:: Data in this exercise

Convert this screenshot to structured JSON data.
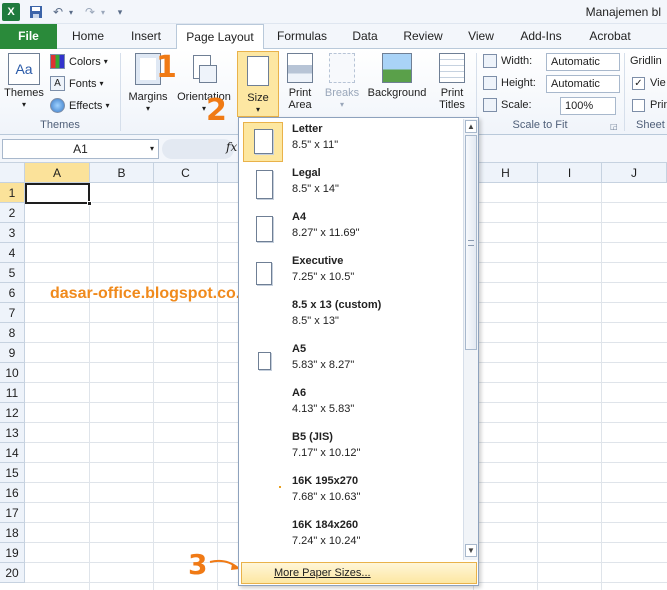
{
  "title_bar": {
    "doc_title": "Manajemen bl"
  },
  "tabs": {
    "file": "File",
    "items": [
      "Home",
      "Insert",
      "Page Layout",
      "Formulas",
      "Data",
      "Review",
      "View",
      "Add-Ins",
      "Acrobat"
    ]
  },
  "ribbon": {
    "themes_group": {
      "themes": "Themes",
      "colors": "Colors",
      "fonts": "Fonts",
      "effects": "Effects",
      "label": "Themes"
    },
    "page_setup": {
      "margins": "Margins",
      "orientation": "Orientation",
      "size": "Size",
      "print": "Print",
      "area": "Area",
      "breaks": "Breaks",
      "background": "Background",
      "print_titles_1": "Print",
      "print_titles_2": "Titles"
    },
    "scale_to_fit": {
      "width_label": "Width:",
      "width_value": "Automatic",
      "height_label": "Height:",
      "height_value": "Automatic",
      "scale_label": "Scale:",
      "scale_value": "100%",
      "label": "Scale to Fit"
    },
    "sheet_options": {
      "gridlines": "Gridlin",
      "view": "Vie",
      "print": "Prin",
      "label": "Sheet"
    }
  },
  "formula_bar": {
    "name_box": "A1",
    "fx": "fx"
  },
  "grid": {
    "columns": [
      "A",
      "B",
      "C",
      "H",
      "I",
      "J"
    ],
    "rows": [
      "1",
      "2",
      "3",
      "4",
      "5",
      "6",
      "7",
      "8",
      "9",
      "10",
      "11",
      "12",
      "13",
      "14",
      "15",
      "16",
      "17",
      "18",
      "19",
      "20"
    ]
  },
  "watermark": "dasar-office.blogspot.co.id",
  "annotations": [
    "1",
    "2",
    "3"
  ],
  "paper_sizes": [
    {
      "name": "Letter",
      "dims": "8.5\" x 11\""
    },
    {
      "name": "Legal",
      "dims": "8.5\" x 14\""
    },
    {
      "name": "A4",
      "dims": "8.27\" x 11.69\""
    },
    {
      "name": "Executive",
      "dims": "7.25\" x 10.5\""
    },
    {
      "name": "8.5 x 13 (custom)",
      "dims": "8.5\" x 13\""
    },
    {
      "name": "A5",
      "dims": "5.83\" x 8.27\""
    },
    {
      "name": "A6",
      "dims": "4.13\" x 5.83\""
    },
    {
      "name": "B5 (JIS)",
      "dims": "7.17\" x 10.12\""
    },
    {
      "name": "16K 195x270",
      "dims": "7.68\" x 10.63\""
    },
    {
      "name": "16K 184x260",
      "dims": "7.24\" x 10.24\""
    }
  ],
  "more_paper_sizes": "More Paper Sizes..."
}
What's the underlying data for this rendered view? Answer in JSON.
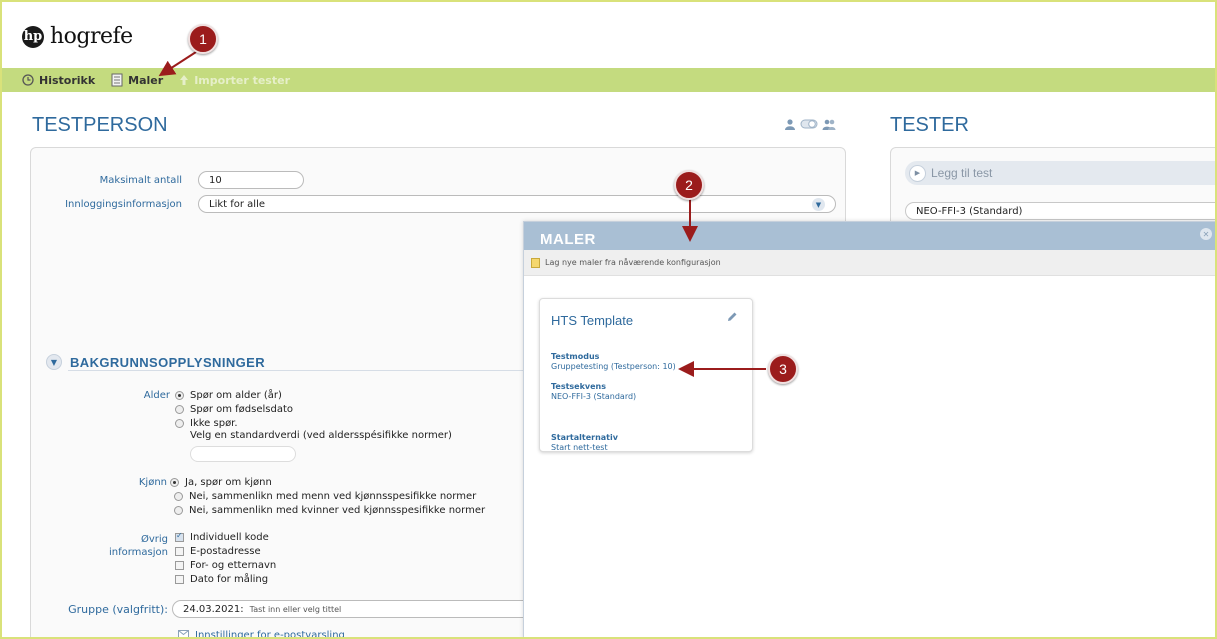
{
  "brand": {
    "name": "hogrefe",
    "mark": "hp"
  },
  "nav": {
    "items": [
      {
        "label": "Historikk",
        "icon": "history-icon"
      },
      {
        "label": "Maler",
        "icon": "document-icon"
      },
      {
        "label": "Importer tester",
        "icon": "upload-arrow-icon"
      }
    ]
  },
  "testperson": {
    "title": "TESTPERSON",
    "max_label": "Maksimalt antall",
    "max_value": "10",
    "login_label": "Innloggingsinformasjon",
    "login_value": "Likt for alle",
    "background": {
      "title": "BAKGRUNNSOPPLYSNINGER",
      "age_label": "Alder",
      "age_options": [
        "Spør om alder (år)",
        "Spør om fødselsdato",
        "Ikke spør."
      ],
      "age_default_hint": "Velg en standardverdi (ved aldersspésifikke normer)",
      "gender_label": "Kjønn",
      "gender_options": [
        "Ja, spør om kjønn",
        "Nei, sammenlikn med menn ved kjønnsspesifikke normer",
        "Nei, sammenlikn med kvinner ved kjønnsspesifikke normer"
      ],
      "other_label_1": "Øvrig",
      "other_label_2": "informasjon",
      "other_options": [
        "Individuell kode",
        "E-postadresse",
        "For- og etternavn",
        "Dato for måling"
      ],
      "other_checked": [
        true,
        false,
        false,
        false
      ]
    },
    "group_label": "Gruppe (valgfritt):",
    "group_value": "24.03.2021:",
    "group_placeholder": "Tast inn eller velg tittel",
    "email_settings": "Innstillinger for e-postvarsling"
  },
  "tester": {
    "title": "TESTER",
    "add_test": "Legg til test",
    "tests": [
      "NEO-FFI-3 (Standard)"
    ]
  },
  "modal": {
    "title": "MALER",
    "toolbar_label": "Lag nye maler fra nåværende konfigurasjon",
    "templates": [
      {
        "name": "HTS Template",
        "mode_key": "Testmodus",
        "mode_value": "Gruppetesting (Testperson: 10)",
        "seq_key": "Testsekvens",
        "seq_value": "NEO-FFI-3 (Standard)",
        "start_key": "Startalternativ",
        "start_value": "Start nett-test"
      }
    ]
  },
  "markers": [
    "1",
    "2",
    "3"
  ],
  "colors": {
    "accent": "#2f6a9d",
    "navbar": "#c4db7f",
    "marker": "#9b1c1c",
    "modal_header": "#a9bfd4"
  }
}
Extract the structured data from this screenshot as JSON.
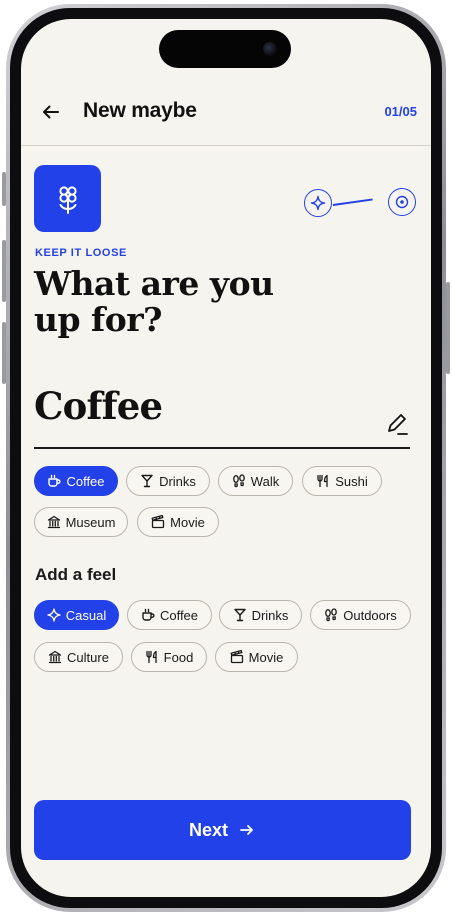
{
  "header": {
    "back_icon": "arrow-left-icon",
    "title": "New maybe",
    "step": "01/05"
  },
  "hero": {
    "logo_icon": "flower-icon",
    "progress_icons": [
      "sparkle-icon",
      "target-icon"
    ]
  },
  "prompt": {
    "eyebrow": "KEEP IT LOOSE",
    "line1": "What are you",
    "line2": "up for?"
  },
  "answer": {
    "value": "Coffee",
    "edit_icon": "pencil-icon"
  },
  "activities": [
    {
      "label": "Coffee",
      "icon": "cup-icon",
      "selected": true
    },
    {
      "label": "Drinks",
      "icon": "cocktail-icon",
      "selected": false
    },
    {
      "label": "Walk",
      "icon": "footprints-icon",
      "selected": false
    },
    {
      "label": "Sushi",
      "icon": "fork-knife-icon",
      "selected": false
    },
    {
      "label": "Museum",
      "icon": "museum-icon",
      "selected": false
    },
    {
      "label": "Movie",
      "icon": "clapperboard-icon",
      "selected": false
    }
  ],
  "feel": {
    "title": "Add a feel",
    "options": [
      {
        "label": "Casual",
        "icon": "sparkle-icon",
        "selected": true
      },
      {
        "label": "Coffee",
        "icon": "cup-icon",
        "selected": false
      },
      {
        "label": "Drinks",
        "icon": "cocktail-icon",
        "selected": false
      },
      {
        "label": "Outdoors",
        "icon": "footprints-icon",
        "selected": false
      },
      {
        "label": "Culture",
        "icon": "museum-icon",
        "selected": false
      },
      {
        "label": "Food",
        "icon": "fork-knife-icon",
        "selected": false
      },
      {
        "label": "Movie",
        "icon": "clapperboard-icon",
        "selected": false
      }
    ]
  },
  "cta": {
    "label": "Next",
    "icon": "arrow-right-icon"
  },
  "colors": {
    "accent": "#2341e8",
    "background": "#f6f4ee",
    "text": "#111111",
    "chip_border": "#b9b6ad"
  }
}
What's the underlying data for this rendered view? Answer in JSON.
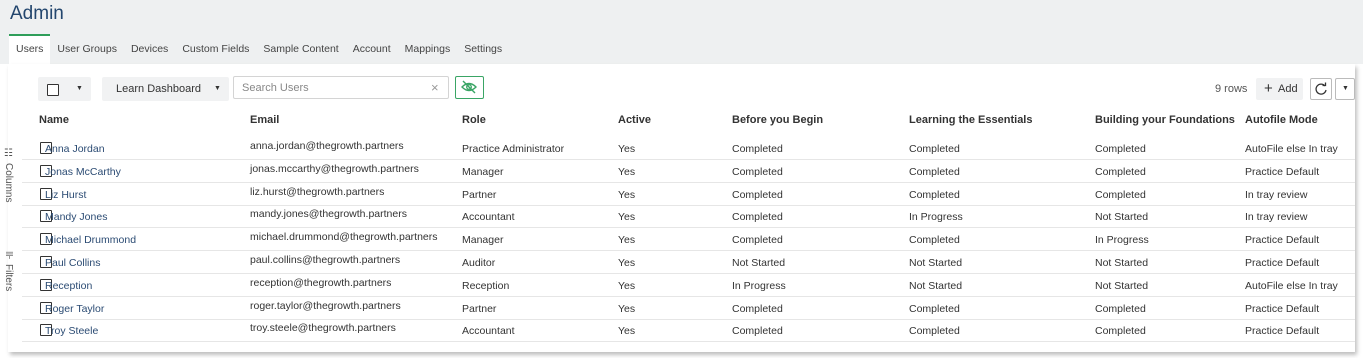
{
  "page": {
    "title": "Admin"
  },
  "tabs": [
    "Users",
    "User Groups",
    "Devices",
    "Custom Fields",
    "Sample Content",
    "Account",
    "Mappings",
    "Settings"
  ],
  "active_tab": "Users",
  "sidebar": {
    "columns_label": "Columns",
    "filters_label": "Filters"
  },
  "toolbar": {
    "dashboard_select": "Learn Dashboard",
    "search_placeholder": "Search Users",
    "rows_count": "9 rows",
    "add_label": "Add"
  },
  "table": {
    "columns": [
      "Name",
      "Email",
      "Role",
      "Active",
      "Before you Begin",
      "Learning the Essentials",
      "Building your Foundations",
      "Autofile Mode"
    ],
    "rows": [
      [
        "Anna Jordan",
        "anna.jordan@thegrowth.partners",
        "Practice Administrator",
        "Yes",
        "Completed",
        "Completed",
        "Completed",
        "AutoFile else In tray"
      ],
      [
        "Jonas McCarthy",
        "jonas.mccarthy@thegrowth.partners",
        "Manager",
        "Yes",
        "Completed",
        "Completed",
        "Completed",
        "Practice Default"
      ],
      [
        "Liz Hurst",
        "liz.hurst@thegrowth.partners",
        "Partner",
        "Yes",
        "Completed",
        "Completed",
        "Completed",
        "In tray review"
      ],
      [
        "Mandy Jones",
        "mandy.jones@thegrowth.partners",
        "Accountant",
        "Yes",
        "Completed",
        "In Progress",
        "Not Started",
        "In tray review"
      ],
      [
        "Michael Drummond",
        "michael.drummond@thegrowth.partners",
        "Manager",
        "Yes",
        "Completed",
        "Completed",
        "In Progress",
        "Practice Default"
      ],
      [
        "Paul Collins",
        "paul.collins@thegrowth.partners",
        "Auditor",
        "Yes",
        "Not Started",
        "Not Started",
        "Not Started",
        "Practice Default"
      ],
      [
        "Reception",
        "reception@thegrowth.partners",
        "Reception",
        "Yes",
        "In Progress",
        "Not Started",
        "Not Started",
        "AutoFile else In tray"
      ],
      [
        "Roger Taylor",
        "roger.taylor@thegrowth.partners",
        "Partner",
        "Yes",
        "Completed",
        "Completed",
        "Completed",
        "Practice Default"
      ],
      [
        "Troy Steele",
        "troy.steele@thegrowth.partners",
        "Accountant",
        "Yes",
        "Completed",
        "Completed",
        "Completed",
        "Practice Default"
      ]
    ]
  },
  "colors": {
    "accent": "#2f9e5a",
    "title": "#23466e",
    "name_link": "#2b4b73",
    "header_bg": "#eef0f1"
  },
  "icons": {
    "toggle_visibility": "eye-off-icon",
    "refresh": "refresh-icon",
    "add": "plus-icon"
  }
}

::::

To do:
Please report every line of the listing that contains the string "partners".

Task response:
        "anna.jordan@thegrowth.partners",
        "jonas.mccarthy@thegrowth.partners",
        "liz.hurst@thegrowth.partners",
        "mandy.jones@thegrowth.partners",
        "michael.drummond@thegrowth.partners",
        "paul.collins@thegrowth.partners",
        "reception@thegrowth.partners",
        "roger.taylor@thegrowth.partners",
        "troy.steele@thegrowth.partners",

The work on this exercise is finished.